**THE RECORDS**.
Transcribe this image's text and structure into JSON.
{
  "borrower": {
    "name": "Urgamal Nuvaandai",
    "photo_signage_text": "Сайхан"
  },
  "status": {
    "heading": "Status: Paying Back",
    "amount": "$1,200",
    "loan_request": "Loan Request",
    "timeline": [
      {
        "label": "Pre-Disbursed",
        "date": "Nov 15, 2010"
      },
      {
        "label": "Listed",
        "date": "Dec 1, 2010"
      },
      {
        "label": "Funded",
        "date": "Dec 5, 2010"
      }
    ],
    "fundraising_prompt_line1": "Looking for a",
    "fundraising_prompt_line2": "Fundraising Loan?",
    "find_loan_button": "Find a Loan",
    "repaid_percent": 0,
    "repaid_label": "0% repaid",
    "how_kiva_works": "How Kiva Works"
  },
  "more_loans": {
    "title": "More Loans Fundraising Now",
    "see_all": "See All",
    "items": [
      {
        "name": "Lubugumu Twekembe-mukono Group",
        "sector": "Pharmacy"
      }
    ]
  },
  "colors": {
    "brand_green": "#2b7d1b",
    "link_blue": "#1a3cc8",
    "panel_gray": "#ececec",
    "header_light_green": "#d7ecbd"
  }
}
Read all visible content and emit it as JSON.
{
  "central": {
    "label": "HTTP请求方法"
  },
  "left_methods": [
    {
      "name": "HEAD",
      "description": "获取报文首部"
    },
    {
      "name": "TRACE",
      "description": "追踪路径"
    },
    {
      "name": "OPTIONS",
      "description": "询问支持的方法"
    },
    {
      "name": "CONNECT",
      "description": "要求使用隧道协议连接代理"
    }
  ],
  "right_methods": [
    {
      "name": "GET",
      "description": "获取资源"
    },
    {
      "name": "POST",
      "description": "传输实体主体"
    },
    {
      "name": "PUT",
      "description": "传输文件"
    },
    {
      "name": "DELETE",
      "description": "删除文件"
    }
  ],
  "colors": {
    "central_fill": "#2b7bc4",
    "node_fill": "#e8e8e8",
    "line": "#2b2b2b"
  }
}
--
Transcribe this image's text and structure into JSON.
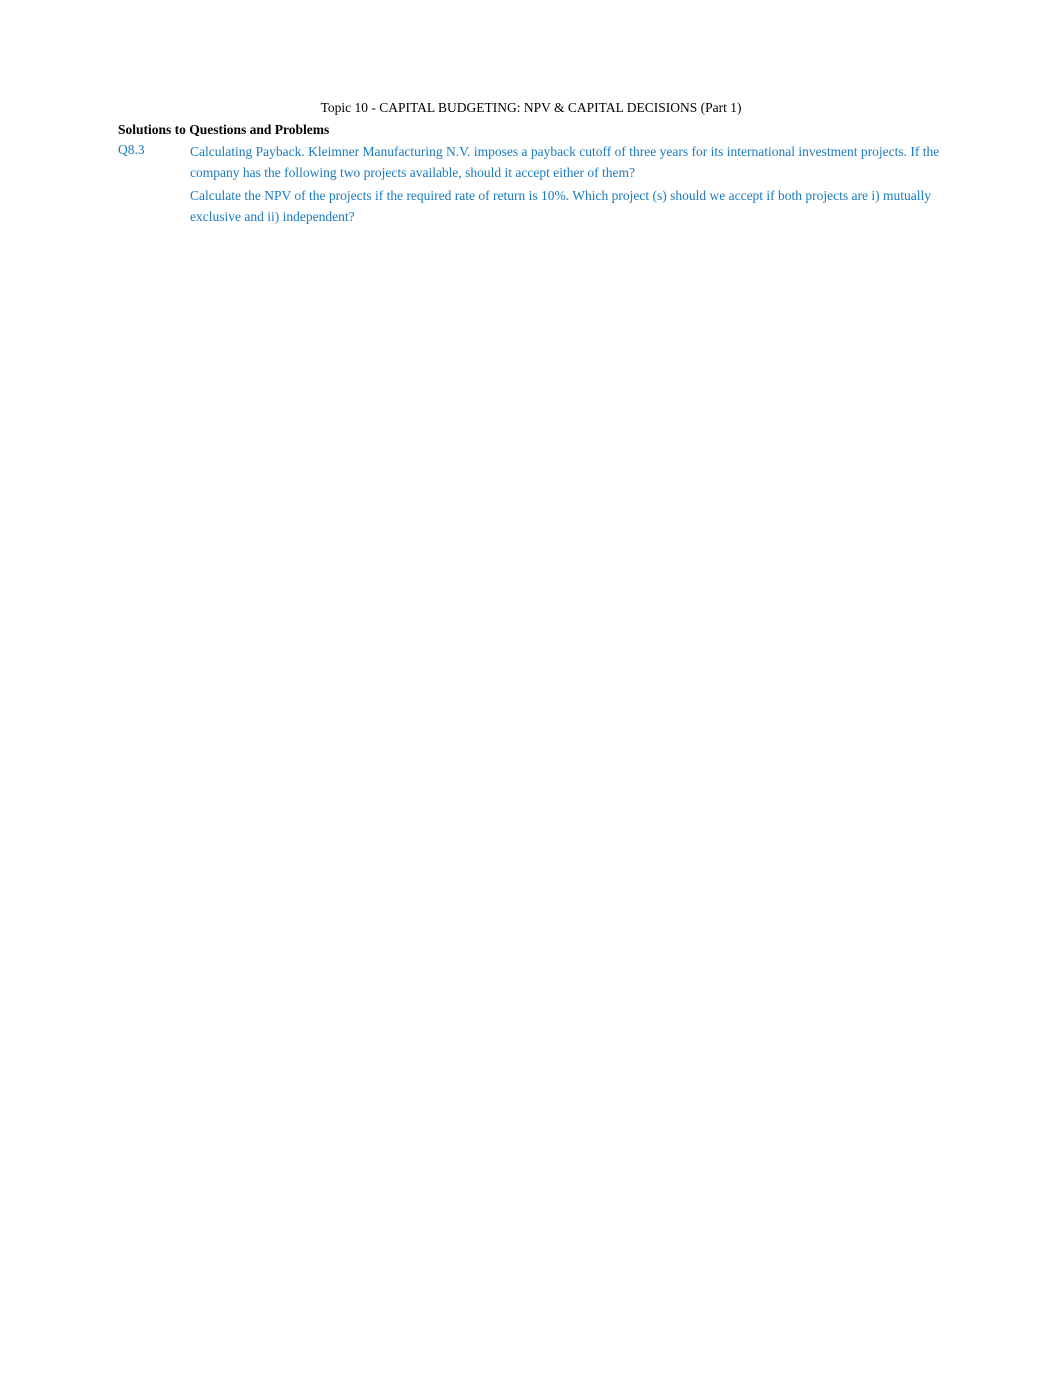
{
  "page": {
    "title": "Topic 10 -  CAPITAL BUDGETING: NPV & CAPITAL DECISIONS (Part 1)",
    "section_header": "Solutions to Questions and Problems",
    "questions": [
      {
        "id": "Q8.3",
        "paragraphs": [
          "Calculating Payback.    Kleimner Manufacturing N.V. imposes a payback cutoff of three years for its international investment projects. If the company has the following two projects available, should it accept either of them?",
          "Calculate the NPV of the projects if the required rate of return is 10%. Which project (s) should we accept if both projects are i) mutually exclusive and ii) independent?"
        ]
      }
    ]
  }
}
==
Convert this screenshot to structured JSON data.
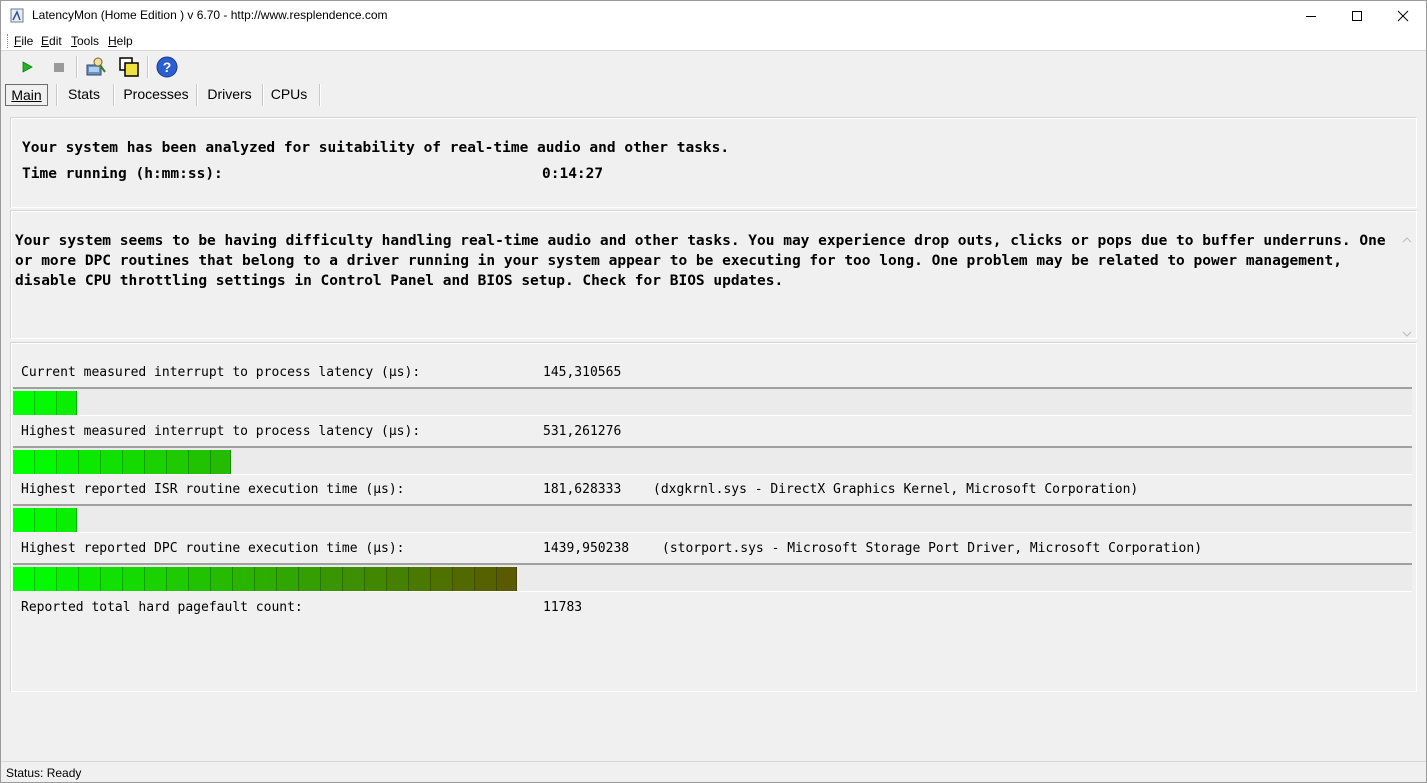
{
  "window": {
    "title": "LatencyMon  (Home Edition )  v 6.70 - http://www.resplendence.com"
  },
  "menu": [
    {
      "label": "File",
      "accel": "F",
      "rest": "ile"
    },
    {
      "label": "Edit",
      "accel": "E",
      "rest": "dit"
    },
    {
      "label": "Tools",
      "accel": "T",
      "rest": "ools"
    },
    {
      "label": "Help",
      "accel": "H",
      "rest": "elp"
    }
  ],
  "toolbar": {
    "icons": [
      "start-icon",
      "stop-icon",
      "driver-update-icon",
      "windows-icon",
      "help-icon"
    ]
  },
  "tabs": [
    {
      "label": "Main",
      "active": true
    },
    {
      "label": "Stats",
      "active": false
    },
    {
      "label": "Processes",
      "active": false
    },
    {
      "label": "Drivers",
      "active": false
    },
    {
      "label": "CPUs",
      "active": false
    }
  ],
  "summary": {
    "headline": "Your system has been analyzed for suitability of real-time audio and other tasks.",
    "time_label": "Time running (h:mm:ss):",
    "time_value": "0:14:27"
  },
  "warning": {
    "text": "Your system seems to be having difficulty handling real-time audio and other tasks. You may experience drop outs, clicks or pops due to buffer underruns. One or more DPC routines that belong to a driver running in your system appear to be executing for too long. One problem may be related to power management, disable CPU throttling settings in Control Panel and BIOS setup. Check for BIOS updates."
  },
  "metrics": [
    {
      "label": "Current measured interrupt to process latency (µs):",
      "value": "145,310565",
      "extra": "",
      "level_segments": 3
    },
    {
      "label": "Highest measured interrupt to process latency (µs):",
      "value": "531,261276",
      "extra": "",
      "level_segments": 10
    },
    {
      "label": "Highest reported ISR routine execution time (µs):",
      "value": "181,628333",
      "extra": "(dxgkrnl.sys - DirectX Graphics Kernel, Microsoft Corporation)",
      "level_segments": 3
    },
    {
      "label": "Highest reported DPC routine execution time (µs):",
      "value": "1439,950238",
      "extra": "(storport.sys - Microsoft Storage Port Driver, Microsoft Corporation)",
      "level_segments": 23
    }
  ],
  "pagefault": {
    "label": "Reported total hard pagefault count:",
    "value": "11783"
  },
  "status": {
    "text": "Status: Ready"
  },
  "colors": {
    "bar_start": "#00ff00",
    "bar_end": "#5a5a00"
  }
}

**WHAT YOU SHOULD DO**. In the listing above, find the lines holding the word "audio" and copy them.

**YOUR RESPONSE**.
    "headline": "Your system has been analyzed for suitability of real-time audio and other tasks.",
    "text": "Your system seems to be having difficulty handling real-time audio and other tasks. You may experience drop outs, clicks or pops due to buffer underruns. One or more DPC routines that belong to a driver running in your system appear to be executing for too long. One problem may be related to power management, disable CPU throttling settings in Control Panel and BIOS setup. Check for BIOS updates."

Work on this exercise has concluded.